* **TASK TO CARRY OUT**:
Copy, from the listing, every line in which the string "read" is present.
╔══
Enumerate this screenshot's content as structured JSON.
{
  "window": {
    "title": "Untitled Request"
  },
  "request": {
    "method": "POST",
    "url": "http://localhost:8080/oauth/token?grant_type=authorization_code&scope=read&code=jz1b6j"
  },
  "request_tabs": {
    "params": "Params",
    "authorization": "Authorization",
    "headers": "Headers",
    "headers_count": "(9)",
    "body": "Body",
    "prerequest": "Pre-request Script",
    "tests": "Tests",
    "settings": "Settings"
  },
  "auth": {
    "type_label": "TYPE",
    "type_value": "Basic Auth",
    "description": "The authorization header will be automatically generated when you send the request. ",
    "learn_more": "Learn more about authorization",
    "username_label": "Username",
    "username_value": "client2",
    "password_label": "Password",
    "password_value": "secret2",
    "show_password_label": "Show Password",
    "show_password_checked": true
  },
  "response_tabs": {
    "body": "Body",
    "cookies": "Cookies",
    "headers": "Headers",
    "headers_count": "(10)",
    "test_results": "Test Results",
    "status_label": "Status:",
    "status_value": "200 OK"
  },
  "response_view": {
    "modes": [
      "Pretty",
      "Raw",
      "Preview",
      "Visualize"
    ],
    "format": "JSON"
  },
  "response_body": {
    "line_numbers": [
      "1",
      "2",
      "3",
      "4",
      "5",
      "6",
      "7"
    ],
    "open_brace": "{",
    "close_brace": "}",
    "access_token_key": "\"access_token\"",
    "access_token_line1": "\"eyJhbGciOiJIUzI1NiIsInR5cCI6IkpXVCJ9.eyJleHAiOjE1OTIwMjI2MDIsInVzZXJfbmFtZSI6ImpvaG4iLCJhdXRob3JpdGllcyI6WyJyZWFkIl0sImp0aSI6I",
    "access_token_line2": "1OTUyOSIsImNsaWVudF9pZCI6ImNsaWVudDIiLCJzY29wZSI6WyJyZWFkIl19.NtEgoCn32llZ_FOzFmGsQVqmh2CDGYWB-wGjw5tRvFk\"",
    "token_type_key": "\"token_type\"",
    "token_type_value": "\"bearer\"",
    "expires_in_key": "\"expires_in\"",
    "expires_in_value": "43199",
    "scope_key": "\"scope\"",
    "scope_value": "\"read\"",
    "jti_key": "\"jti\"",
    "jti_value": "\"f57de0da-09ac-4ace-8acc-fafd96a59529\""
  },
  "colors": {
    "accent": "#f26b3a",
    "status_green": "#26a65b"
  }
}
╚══
* **RESPONSE TO THE EXERCISE**:
    "url": "http://localhost:8080/oauth/token?grant_type=authorization_code&scope=read&code=jz1b6j"
    "scope_value": "\"read\"",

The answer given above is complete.